September 23 to October 7, 2005, Jesusita Jimenez and Simone Swan were invited by architect Marcela Perez of San Luis Potosi to teach campesinos -- subsistence farmers -- the construction of adobe roofs by hand.

In May 2005 The Adobe Association of the Southwest awarded the Adobe Alliance with their annual prize, this one for design excellence in mud architecture. On May 20, 2005, Quentin Wilson, founder of the AASW in El Rito, NM, presented Simone with a small roof adobe on a carved wood mount at the group's third annual conference.

The annual conferences at the association are not to be missed. Speakers come from afar, and simpatico attendees offer a vast amount of information and experiences to share, all in the peaceful and charming environment of the campus of the Northern New Mexico College.

In March, 2005 Simone Swan gave a presentation entitled From The Nile To The Rio Grande, in Austin, Texas, at Women And Their Work Gallery, sponsored by The Texas Folklife Resources. Thirty chairs were installed but 150 people came. Next she spoke at Project Row Houses in Houston and on KPFT, the Pacifica station in Houston.

The February 18-21, 2005 workshop was a huge success and accounts can be read in The Desert Candle of March 15, '05, in my piece entitled The Merry Pranks of Scholarly Mud Freaks. Twenty-five interesting people -- permaculturalists, a biologist, environmental historian, engineer, tile-maker, five young architects -- convened and got very muddy.

In November 2004 A small dome was built in Santa Fe for Cristel Blomquist.

In 2002 and 2003 the Adobe Alliance invited adobe builders, daubers and sundry enthusiasts to learn how to mix clay and straw with water, plus highly glutinous prickly pear cactus juice and horse manure  (we now suspect the manure attracts termites) for malleability.
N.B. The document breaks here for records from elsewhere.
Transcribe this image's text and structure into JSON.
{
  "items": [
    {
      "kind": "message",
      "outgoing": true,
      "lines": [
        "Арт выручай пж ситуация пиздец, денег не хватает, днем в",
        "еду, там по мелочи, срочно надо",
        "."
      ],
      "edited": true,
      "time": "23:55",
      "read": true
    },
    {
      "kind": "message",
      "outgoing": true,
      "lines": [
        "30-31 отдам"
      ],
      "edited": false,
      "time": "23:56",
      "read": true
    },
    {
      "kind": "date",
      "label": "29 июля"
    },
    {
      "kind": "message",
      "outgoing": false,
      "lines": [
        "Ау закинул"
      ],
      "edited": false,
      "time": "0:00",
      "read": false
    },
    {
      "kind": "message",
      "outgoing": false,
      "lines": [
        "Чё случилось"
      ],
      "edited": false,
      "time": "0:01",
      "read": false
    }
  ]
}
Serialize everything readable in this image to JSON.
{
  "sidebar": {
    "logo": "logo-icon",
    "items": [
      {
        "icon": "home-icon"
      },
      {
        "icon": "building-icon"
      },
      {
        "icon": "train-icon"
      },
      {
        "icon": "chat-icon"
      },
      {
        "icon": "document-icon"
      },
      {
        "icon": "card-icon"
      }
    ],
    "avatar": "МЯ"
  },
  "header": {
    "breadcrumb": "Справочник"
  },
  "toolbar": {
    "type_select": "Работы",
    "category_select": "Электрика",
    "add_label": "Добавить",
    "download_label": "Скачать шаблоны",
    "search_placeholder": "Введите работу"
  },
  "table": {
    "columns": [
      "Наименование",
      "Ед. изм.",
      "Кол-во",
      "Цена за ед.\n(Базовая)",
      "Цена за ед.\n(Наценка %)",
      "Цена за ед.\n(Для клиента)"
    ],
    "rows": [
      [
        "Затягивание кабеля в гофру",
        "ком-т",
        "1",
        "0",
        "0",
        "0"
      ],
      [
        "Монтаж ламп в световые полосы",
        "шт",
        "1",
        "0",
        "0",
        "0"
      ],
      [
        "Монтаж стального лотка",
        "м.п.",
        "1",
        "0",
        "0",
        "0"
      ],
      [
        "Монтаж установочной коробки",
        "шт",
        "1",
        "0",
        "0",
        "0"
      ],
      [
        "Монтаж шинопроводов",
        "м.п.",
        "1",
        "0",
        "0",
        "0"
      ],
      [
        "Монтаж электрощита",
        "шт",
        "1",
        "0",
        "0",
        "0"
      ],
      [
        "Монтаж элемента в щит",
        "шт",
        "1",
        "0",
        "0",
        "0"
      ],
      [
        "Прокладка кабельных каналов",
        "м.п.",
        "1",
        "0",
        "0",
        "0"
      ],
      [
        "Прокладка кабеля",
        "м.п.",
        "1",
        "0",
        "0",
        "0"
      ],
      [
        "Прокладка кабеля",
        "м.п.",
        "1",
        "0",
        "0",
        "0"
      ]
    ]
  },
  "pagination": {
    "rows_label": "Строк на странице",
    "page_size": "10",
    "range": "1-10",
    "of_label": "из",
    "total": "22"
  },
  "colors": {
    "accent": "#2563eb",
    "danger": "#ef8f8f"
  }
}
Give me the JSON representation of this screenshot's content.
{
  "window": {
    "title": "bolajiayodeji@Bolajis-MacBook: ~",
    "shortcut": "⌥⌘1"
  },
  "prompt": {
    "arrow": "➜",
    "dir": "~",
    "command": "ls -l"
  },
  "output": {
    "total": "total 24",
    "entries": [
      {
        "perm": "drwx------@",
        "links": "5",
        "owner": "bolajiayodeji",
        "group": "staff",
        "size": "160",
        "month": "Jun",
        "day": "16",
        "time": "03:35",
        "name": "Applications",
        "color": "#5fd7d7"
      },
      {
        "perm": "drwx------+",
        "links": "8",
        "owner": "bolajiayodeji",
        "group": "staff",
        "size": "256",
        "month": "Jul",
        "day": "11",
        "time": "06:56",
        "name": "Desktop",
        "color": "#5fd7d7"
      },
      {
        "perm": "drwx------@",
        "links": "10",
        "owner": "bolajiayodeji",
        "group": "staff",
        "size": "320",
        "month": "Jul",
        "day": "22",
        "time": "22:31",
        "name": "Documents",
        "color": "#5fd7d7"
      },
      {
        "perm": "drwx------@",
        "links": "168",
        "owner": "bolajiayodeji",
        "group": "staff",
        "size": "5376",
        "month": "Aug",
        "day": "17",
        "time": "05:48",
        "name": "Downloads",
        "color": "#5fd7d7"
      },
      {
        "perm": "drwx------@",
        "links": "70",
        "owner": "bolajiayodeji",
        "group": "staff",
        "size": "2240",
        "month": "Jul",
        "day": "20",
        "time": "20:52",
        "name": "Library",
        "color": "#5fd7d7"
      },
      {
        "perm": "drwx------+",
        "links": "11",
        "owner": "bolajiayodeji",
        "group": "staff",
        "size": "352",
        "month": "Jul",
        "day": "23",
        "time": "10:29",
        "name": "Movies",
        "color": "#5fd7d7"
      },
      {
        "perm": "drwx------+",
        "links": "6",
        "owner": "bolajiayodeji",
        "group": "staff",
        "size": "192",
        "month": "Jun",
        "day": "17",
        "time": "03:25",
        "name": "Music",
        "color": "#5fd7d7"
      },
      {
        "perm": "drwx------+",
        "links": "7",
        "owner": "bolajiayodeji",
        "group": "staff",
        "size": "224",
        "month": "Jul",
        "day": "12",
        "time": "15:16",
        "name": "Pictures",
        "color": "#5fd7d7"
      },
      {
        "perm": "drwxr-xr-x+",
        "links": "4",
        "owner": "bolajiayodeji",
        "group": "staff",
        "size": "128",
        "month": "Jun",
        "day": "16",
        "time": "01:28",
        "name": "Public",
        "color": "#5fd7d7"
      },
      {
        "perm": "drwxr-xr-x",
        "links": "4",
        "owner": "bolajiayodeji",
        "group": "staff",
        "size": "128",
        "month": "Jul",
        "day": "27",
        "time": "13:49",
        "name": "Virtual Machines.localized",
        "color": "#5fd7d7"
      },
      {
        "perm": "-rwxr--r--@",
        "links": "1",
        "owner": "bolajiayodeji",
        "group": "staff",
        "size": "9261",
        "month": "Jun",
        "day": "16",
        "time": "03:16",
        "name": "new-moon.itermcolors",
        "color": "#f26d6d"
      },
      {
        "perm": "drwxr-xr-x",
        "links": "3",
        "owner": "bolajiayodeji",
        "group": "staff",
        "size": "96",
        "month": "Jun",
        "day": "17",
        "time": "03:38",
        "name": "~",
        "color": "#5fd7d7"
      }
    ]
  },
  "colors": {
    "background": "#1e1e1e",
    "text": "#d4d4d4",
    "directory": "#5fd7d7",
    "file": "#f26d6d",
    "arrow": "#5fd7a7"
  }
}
This was followed by instruction from Jesusita Jimenez and Joaquin Valenzuela on plastering walls and roofs by hand or with trowel.

In the spring of 2001 Ms. Jimenez and Simone were invited by Athena and Bill Steen to demonstrate the building of mud roofs made by hand in the configuration of vaults and domes to village women in the Mexican state of Sonora at Xochitl near Obregon. The skill was adopted with real success, the women having an affinity with the material and form rather than with metal roofing.